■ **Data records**
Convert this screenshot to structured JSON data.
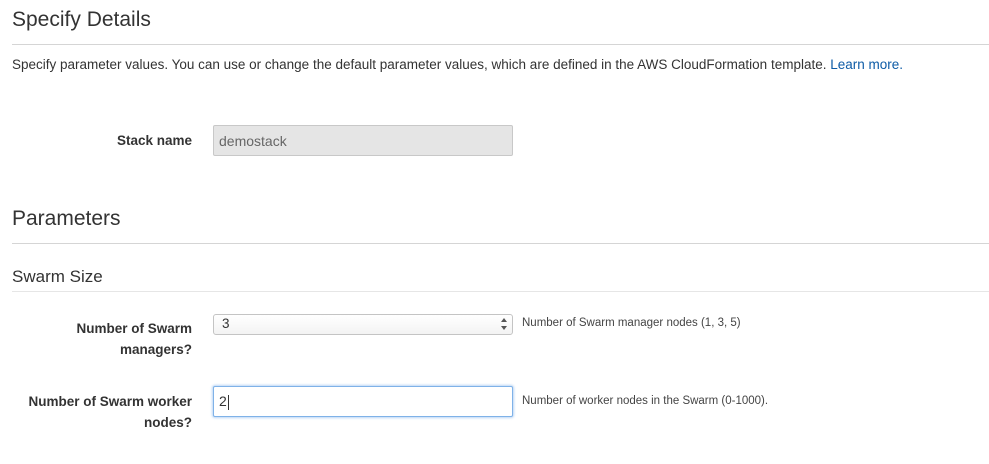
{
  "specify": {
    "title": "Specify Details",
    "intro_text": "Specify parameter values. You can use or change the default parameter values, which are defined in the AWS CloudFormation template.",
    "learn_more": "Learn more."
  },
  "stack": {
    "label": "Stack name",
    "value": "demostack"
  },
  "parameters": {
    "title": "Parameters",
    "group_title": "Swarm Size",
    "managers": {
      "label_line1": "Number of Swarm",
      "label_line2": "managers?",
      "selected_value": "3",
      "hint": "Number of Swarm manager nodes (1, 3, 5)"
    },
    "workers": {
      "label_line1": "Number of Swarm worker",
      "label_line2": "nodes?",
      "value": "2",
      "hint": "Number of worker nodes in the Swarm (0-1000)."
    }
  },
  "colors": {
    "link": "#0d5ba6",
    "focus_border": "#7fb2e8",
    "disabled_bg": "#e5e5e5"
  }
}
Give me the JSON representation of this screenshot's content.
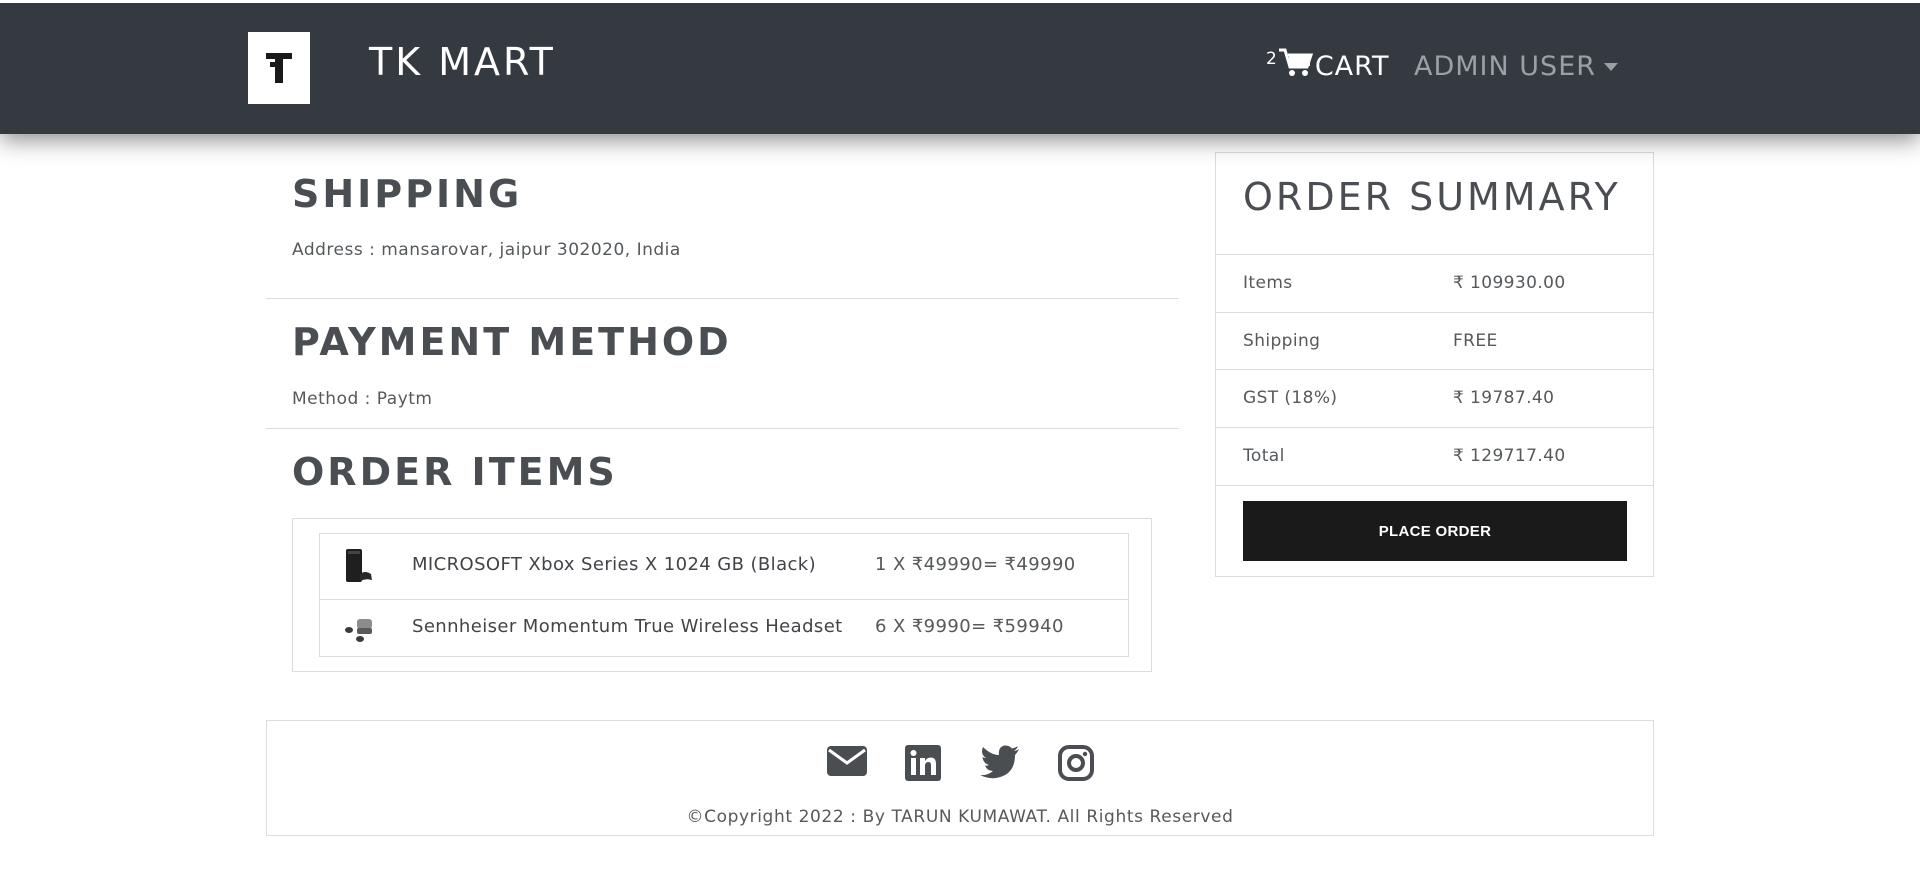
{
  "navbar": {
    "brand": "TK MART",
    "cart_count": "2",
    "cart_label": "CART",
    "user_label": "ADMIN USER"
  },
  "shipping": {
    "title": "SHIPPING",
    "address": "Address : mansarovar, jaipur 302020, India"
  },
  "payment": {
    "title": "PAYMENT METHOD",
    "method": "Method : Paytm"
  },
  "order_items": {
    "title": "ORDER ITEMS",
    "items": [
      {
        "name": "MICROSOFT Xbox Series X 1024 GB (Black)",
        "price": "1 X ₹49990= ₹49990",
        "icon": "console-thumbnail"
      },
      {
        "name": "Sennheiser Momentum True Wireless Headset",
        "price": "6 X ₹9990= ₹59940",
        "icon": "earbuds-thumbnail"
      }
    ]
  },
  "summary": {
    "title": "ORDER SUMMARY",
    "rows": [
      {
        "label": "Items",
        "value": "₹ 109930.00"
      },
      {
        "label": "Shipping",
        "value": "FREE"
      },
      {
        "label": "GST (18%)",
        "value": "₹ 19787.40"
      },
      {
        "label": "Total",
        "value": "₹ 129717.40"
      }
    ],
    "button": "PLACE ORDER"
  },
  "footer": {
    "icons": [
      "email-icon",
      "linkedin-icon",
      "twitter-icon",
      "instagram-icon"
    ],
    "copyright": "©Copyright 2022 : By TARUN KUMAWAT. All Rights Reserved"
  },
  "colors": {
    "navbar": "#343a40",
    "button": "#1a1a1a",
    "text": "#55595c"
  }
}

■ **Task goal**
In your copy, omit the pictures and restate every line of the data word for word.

■ **Solution for this task**
Convert this screenshot to structured JSON data.
{
  "specify": {
    "title": "Specify Details",
    "intro_text": "Specify parameter values. You can use or change the default parameter values, which are defined in the AWS CloudFormation template.",
    "learn_more": "Learn more."
  },
  "stack": {
    "label": "Stack name",
    "value": "demostack"
  },
  "parameters": {
    "title": "Parameters",
    "group_title": "Swarm Size",
    "managers": {
      "label_line1": "Number of Swarm",
      "label_line2": "managers?",
      "selected_value": "3",
      "hint": "Number of Swarm manager nodes (1, 3, 5)"
    },
    "workers": {
      "label_line1": "Number of Swarm worker",
      "label_line2": "nodes?",
      "value": "2",
      "hint": "Number of worker nodes in the Swarm (0-1000)."
    }
  },
  "colors": {
    "link": "#0d5ba6",
    "focus_border": "#7fb2e8",
    "disabled_bg": "#e5e5e5"
  }
}
Give me the JSON representation of this screenshot's content.
{
  "navbar": {
    "brand": "TK MART",
    "cart_count": "2",
    "cart_label": "CART",
    "user_label": "ADMIN USER"
  },
  "shipping": {
    "title": "SHIPPING",
    "address": "Address : mansarovar, jaipur 302020, India"
  },
  "payment": {
    "title": "PAYMENT METHOD",
    "method": "Method : Paytm"
  },
  "order_items": {
    "title": "ORDER ITEMS",
    "items": [
      {
        "name": "MICROSOFT Xbox Series X 1024 GB (Black)",
        "price": "1 X ₹49990= ₹49990",
        "icon": "console-thumbnail"
      },
      {
        "name": "Sennheiser Momentum True Wireless Headset",
        "price": "6 X ₹9990= ₹59940",
        "icon": "earbuds-thumbnail"
      }
    ]
  },
  "summary": {
    "title": "ORDER SUMMARY",
    "rows": [
      {
        "label": "Items",
        "value": "₹ 109930.00"
      },
      {
        "label": "Shipping",
        "value": "FREE"
      },
      {
        "label": "GST (18%)",
        "value": "₹ 19787.40"
      },
      {
        "label": "Total",
        "value": "₹ 129717.40"
      }
    ],
    "button": "PLACE ORDER"
  },
  "footer": {
    "icons": [
      "email-icon",
      "linkedin-icon",
      "twitter-icon",
      "instagram-icon"
    ],
    "copyright": "©Copyright 2022 : By TARUN KUMAWAT. All Rights Reserved"
  },
  "colors": {
    "navbar": "#343a40",
    "button": "#1a1a1a",
    "text": "#55595c"
  }
}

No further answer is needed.